Thirumurugan.ga

how do stop thread in Csharp



Re: Visual C# General Thread

Phil Brammer

Moving to C# General.





Re: Visual C# General Thread

ScubaSteve20001

Usually the recommended way is to use a while loop that loops why a boolean value is true. Then when you want to stop the thread you just set that boolean value to false. So something like this:


//Thread code
isRunning = true;
while(isRunning)
{
//main thread code
}
// end thread code

Then whenever you want to stop the thread you set:
isRunning = false





Re: Visual C# General Thread

Thomas Danecker

I'm also regularly using an EventWaitHandle (ManualResetEvent/AutoResetEvent) in combinition with the following snipet:

Code Snippet

WaitHandle[] handles = new WaitHandle[] { exitEvent, null };

while(!exitEvent.WaitOne(0, false))

{

IAsyncResult result = something.BeginSomeMethod(null, null);

handles[1] = result.AsyncWaitHandle;

if(WaitHandle.WaitAny(handles) == 0)

{

break;

}

something.EndSomeMethod(result);

}

I coded this just from memory so no garanty of correct syntax!

To exit the thread I use exitEvent.Set() on any thread which wants to stop the thread. This call is often followed by a thread.Join();






Re: Visual C# General Thread

Lowendahl

Well the question was how to stop a thread, the above code looks more like waiting for thread completion.

Ian wrote a post about killing threads over here: http://www.interact-sw.co.uk/iangblog/2004/11/12/cancellation

Async operations like Beginxxxx or jobs quedued to the threadpool is not possible to cancel.






Re: Visual C# General Thread

OmegaMan

You can call Thread.Abort() which will stop the thread...but there are consequences in doing that. I talk about why and demonstrate how to properly handle the abort exception in my blog entitled How to handle a .Net 2/3 Abort Exception in Threading.





Re: Visual C# General Thread

Thomas Danecker

I disagree with the opportunity of Thread.Abort().

Worst case (maybe average case): you're in the middle of a locked region. You know that some state is not valid all the time, that's why you're synchronizing with a lock (e.g. two sequencial changes of different values). Now if you've changed the first value and a ThreadAbortException occures, your lock will be released (because of the finally block) without changing the second value and so your code is in an invalid state which may (and most of the time will) cause a malfunction of your other threads and maybe your whole application. That's why you should never use Thread.Abort, Thread.Suspend or Thread.Resume and that's also why the framework-designers consider to remove this methods in future releases. The only legitim call to them is at app-shutdown and that's where they are called by the CLR, but your own code should never use them.

Use the way I described in a previous post: set events or values which are checked at places where your code is in a valid state to exit and simply return there from your threaded method!






Re: Visual C# General Thread

Thomas Danecker

Lowendahl wrote:

Well the question was how to stop a thread, the above code looks more like waiting for thread completion.

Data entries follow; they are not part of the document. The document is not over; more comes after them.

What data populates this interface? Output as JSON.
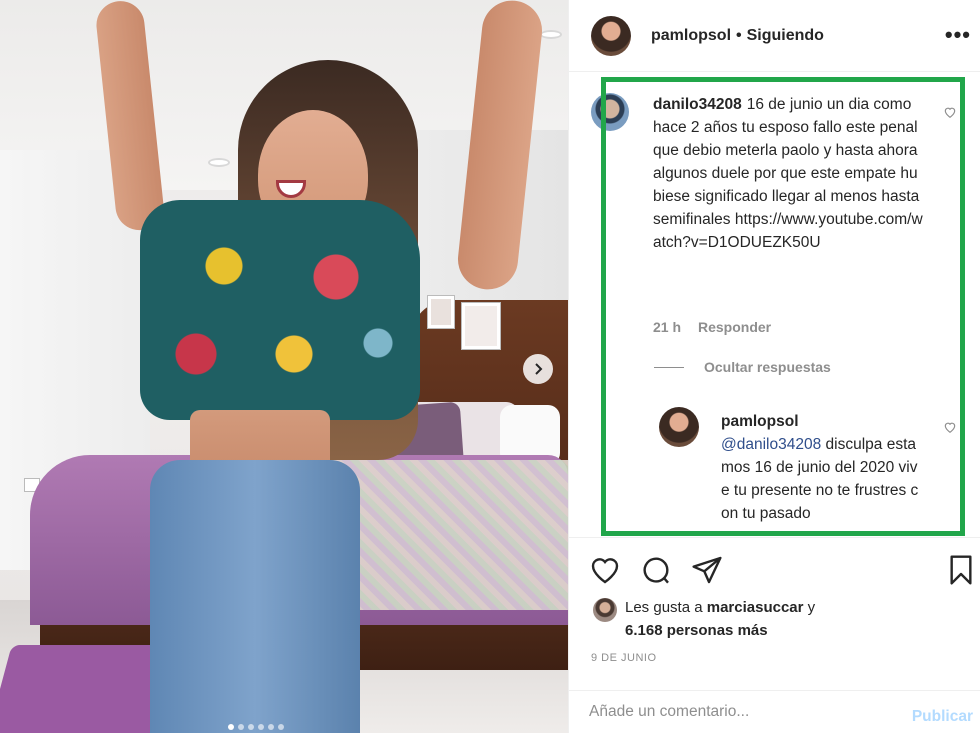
{
  "header": {
    "username": "pamlopsol",
    "separator": "•",
    "follow_status": "Siguiendo",
    "more_icon": "more-horizontal-icon"
  },
  "photo": {
    "carousel_dots": 6,
    "active_dot": 0
  },
  "comments": [
    {
      "username": "danilo34208",
      "text": "16 de junio un dia como hace 2 años tu esposo fallo este penal que debio meterla paolo y hasta ahora algunos duele por que este empate hubiese significado llegar al menos hasta semifinales https://www.youtube.com/watch?v=D1ODUEZK50U",
      "time": "21 h",
      "reply_label": "Responder",
      "hide_replies_label": "Ocultar respuestas",
      "replies": [
        {
          "username": "pamlopsol",
          "mention": "@danilo34208",
          "text": "disculpa estamos 16 de junio del 2020 vive tu presente no te frustres con tu pasado"
        }
      ]
    }
  ],
  "likes": {
    "prefix": "Les gusta a",
    "user": "marciasuccar",
    "connector": "y",
    "count_text": "6.168 personas más"
  },
  "date": "9 DE JUNIO",
  "add_comment": {
    "placeholder": "Añade un comentario...",
    "publish_label": "Publicar"
  },
  "colors": {
    "highlight_box": "#21a64a",
    "publish_disabled": "#b3dbff",
    "mention": "#2f4e8b"
  }
}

Ian wrote a post about killing threads over here: http://www.interact-sw.co.uk/iangblog/2004/11/12/cancellation

Async operations like Beginxxxx or jobs quedued to the threadpool is not possible to cancel.

Of course, my "something" gets invalid after the exit of the thread and should not be used anymore, but there is no way to abort blocking operations (Abortxxx would be nice to be added to the async pattern). But I prefer my code and the penalty of "loosing" the object on which I'm performing the blocking operations over thread.Abort() where I loose everything which may be left in an invalid state by the thread (including my "something").






Re: Visual C# General Thread

Lowendahl

@Thomas, if you read Ian's post he agrees with you and have alternative solutions to stopping threads then using abort and interrupt.




Re: Visual C# General Thread

Matthew Watson

We treat the use of Thread.Abort() as a bug. Any use of it will be vetoed during our code reviews...